> _Record set_:

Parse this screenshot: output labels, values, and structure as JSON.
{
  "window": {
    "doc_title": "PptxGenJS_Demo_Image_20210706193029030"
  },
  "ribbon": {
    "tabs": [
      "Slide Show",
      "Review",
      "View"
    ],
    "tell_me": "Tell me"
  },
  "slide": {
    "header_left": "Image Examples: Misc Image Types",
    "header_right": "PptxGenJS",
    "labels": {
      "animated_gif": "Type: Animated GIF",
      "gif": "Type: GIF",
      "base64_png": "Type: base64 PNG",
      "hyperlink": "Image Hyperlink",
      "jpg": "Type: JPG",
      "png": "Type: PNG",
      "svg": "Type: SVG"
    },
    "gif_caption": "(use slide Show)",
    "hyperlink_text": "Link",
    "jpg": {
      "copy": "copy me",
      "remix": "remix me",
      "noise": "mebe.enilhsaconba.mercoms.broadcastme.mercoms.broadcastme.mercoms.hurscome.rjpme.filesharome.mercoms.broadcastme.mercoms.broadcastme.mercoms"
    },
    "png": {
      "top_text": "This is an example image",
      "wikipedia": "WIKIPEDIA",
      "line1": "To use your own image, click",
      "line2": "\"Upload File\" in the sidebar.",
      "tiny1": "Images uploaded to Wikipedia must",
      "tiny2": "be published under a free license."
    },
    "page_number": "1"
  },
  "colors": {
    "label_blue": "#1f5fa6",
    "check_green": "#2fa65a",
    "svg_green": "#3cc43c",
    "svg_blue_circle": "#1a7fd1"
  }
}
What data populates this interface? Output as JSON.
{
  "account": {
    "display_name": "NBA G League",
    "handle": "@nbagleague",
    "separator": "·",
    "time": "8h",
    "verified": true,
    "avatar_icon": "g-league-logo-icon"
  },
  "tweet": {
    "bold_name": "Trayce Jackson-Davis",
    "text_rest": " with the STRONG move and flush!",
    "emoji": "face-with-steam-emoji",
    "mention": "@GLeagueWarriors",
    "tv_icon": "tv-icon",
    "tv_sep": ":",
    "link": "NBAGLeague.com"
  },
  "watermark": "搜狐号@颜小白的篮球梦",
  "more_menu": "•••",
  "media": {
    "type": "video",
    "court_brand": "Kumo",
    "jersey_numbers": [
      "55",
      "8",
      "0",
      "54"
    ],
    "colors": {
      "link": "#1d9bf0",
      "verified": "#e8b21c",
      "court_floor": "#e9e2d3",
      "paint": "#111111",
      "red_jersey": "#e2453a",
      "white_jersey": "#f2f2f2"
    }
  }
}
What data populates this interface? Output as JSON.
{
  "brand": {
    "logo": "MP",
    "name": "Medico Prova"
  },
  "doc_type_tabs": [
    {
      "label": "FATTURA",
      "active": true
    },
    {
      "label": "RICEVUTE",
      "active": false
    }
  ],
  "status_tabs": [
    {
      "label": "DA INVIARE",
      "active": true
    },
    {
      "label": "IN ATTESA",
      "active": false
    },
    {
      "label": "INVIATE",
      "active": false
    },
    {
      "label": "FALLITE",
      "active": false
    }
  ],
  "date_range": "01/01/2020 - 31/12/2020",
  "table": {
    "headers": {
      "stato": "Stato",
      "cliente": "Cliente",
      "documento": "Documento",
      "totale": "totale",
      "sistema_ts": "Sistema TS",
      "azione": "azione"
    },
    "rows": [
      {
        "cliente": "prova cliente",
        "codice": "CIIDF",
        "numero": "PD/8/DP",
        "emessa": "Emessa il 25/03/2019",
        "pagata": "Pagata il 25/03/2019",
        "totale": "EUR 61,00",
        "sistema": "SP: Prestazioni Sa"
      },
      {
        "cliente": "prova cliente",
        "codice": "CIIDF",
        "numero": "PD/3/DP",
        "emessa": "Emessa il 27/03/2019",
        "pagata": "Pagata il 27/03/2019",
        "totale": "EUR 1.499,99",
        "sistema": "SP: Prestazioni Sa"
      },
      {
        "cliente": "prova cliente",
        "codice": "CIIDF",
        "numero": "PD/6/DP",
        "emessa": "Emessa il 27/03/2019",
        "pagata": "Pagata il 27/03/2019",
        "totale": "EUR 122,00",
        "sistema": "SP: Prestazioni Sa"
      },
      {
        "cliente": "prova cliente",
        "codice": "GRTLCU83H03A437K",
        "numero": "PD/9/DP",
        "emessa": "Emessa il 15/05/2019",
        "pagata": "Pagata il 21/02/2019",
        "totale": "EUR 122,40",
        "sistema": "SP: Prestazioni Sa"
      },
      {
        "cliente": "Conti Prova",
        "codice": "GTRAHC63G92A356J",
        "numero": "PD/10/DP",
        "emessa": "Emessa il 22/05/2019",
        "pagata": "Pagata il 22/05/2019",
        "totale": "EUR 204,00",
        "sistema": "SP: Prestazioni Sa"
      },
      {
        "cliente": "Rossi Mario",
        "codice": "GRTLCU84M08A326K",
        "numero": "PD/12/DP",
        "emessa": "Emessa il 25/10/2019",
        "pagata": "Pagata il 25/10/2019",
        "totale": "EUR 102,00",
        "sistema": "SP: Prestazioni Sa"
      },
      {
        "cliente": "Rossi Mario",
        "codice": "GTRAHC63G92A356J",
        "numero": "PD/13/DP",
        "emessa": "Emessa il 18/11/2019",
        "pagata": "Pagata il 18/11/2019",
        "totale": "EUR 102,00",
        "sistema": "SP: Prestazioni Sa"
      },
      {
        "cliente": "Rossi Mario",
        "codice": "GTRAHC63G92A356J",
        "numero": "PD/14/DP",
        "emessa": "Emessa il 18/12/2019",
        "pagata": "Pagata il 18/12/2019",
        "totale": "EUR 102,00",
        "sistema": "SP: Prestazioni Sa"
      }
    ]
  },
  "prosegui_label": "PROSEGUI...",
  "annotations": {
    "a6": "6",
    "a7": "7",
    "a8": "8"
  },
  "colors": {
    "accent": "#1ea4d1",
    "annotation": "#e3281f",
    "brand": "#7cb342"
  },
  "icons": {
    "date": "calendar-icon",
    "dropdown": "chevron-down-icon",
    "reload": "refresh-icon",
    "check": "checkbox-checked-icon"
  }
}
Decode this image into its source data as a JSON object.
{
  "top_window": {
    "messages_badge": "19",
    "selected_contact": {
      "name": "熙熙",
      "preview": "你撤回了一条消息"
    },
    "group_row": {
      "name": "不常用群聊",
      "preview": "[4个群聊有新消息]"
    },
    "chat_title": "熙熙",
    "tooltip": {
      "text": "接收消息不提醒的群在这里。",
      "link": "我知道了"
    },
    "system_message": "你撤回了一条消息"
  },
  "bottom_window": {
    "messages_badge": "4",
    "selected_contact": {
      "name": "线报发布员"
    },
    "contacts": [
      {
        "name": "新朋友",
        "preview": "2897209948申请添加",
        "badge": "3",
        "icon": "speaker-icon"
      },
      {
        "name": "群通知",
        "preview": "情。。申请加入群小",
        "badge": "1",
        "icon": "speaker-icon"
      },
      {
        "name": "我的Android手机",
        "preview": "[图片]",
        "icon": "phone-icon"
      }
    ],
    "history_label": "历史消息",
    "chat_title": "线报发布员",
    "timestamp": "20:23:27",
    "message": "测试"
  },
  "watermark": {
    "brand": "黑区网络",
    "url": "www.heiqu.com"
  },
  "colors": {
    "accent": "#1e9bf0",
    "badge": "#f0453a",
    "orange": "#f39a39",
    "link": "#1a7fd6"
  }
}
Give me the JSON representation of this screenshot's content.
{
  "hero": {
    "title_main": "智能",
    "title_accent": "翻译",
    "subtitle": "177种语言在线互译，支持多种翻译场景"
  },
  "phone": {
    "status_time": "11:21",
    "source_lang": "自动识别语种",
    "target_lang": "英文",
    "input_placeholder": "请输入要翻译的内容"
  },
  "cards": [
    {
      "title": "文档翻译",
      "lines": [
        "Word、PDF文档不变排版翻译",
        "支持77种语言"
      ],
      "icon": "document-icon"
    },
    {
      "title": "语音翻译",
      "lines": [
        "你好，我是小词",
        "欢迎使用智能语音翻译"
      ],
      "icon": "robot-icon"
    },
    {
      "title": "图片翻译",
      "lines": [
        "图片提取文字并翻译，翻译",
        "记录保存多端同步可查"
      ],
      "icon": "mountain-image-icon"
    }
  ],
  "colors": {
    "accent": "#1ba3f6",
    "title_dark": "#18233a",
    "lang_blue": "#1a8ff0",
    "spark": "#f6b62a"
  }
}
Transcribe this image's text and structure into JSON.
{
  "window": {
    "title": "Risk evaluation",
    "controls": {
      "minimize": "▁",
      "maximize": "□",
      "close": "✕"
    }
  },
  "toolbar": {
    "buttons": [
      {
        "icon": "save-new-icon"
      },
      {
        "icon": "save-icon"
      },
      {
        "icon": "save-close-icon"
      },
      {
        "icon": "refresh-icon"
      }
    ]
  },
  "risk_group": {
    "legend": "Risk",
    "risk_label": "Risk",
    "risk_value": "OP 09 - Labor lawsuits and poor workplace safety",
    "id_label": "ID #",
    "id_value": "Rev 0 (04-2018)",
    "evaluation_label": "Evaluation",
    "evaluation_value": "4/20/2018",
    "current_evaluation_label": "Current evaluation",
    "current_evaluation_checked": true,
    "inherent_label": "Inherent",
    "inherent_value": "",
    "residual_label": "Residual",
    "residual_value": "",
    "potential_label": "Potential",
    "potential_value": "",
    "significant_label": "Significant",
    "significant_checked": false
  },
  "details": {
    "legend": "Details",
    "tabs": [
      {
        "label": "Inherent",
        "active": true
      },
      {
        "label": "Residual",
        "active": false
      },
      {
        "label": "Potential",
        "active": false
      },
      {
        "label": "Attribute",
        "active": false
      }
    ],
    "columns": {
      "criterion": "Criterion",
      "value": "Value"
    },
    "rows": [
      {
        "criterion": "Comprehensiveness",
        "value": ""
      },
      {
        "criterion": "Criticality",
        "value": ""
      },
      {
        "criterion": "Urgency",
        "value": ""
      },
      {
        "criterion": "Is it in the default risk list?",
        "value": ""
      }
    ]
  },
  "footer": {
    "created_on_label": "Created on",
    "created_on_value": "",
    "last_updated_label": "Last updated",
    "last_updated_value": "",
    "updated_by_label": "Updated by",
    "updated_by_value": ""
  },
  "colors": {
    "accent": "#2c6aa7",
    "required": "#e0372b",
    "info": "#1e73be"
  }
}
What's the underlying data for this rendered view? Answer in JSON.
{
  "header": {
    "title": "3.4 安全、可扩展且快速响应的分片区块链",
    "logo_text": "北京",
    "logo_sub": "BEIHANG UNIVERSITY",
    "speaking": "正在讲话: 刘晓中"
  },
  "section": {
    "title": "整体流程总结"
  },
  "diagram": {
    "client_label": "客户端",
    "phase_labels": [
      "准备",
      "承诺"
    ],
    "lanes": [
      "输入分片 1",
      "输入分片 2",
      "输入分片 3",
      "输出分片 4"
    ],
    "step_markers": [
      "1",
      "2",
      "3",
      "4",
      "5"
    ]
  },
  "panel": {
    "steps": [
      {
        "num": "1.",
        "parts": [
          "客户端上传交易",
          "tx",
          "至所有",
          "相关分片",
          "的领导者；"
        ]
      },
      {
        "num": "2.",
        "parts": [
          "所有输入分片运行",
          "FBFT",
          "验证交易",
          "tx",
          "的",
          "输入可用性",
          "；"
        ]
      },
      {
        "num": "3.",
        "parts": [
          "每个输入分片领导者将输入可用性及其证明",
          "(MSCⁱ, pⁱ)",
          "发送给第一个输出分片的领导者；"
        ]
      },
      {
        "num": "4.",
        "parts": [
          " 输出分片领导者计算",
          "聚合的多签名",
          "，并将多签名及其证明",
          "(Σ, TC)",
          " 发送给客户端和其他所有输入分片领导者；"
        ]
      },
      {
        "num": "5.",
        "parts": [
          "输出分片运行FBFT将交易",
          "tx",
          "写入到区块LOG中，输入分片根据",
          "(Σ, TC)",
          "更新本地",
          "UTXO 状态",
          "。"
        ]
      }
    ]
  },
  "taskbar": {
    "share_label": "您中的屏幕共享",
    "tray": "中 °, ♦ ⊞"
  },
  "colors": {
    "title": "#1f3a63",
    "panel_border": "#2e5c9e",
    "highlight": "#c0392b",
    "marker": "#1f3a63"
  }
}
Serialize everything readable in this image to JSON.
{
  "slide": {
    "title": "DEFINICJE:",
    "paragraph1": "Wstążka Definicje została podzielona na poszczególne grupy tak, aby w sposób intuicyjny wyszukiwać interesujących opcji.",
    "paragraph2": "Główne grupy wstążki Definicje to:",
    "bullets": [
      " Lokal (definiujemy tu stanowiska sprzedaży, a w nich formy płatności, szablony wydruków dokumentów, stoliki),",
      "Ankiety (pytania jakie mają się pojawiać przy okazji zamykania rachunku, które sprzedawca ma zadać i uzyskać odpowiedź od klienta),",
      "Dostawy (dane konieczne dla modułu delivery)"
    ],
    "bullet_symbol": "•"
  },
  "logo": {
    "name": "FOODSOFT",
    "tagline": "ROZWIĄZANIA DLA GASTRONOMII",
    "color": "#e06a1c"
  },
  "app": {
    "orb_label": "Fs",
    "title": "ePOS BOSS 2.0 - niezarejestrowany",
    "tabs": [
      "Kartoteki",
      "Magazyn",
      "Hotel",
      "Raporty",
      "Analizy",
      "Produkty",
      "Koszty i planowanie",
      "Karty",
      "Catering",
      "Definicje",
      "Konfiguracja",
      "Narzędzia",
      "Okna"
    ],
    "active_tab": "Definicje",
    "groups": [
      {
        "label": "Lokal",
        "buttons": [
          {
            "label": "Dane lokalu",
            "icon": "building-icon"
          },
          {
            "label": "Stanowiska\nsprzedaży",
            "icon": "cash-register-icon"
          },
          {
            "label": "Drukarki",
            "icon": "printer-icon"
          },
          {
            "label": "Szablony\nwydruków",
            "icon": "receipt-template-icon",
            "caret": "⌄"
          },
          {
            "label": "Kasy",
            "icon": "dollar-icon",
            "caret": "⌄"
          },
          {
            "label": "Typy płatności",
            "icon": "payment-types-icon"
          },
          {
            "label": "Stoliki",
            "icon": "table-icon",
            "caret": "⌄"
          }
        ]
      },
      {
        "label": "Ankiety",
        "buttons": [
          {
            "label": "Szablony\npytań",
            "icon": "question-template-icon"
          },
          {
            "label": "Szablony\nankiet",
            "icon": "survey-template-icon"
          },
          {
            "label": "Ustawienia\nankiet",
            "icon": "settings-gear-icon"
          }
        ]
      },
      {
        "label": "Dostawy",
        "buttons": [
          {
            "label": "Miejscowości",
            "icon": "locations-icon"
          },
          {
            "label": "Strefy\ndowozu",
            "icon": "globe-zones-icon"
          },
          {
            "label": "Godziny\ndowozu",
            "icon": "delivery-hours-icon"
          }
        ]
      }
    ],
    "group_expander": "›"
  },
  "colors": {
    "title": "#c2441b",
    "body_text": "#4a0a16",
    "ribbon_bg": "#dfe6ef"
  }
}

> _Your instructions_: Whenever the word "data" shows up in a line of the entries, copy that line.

> _Answer to the problem_:
What data populates this interface? Output as JSON.
What data populates this interface? Output as JSON.
Decode this image into its source data as a JSON object.
What's the underlying data for this rendered view? Answer in JSON.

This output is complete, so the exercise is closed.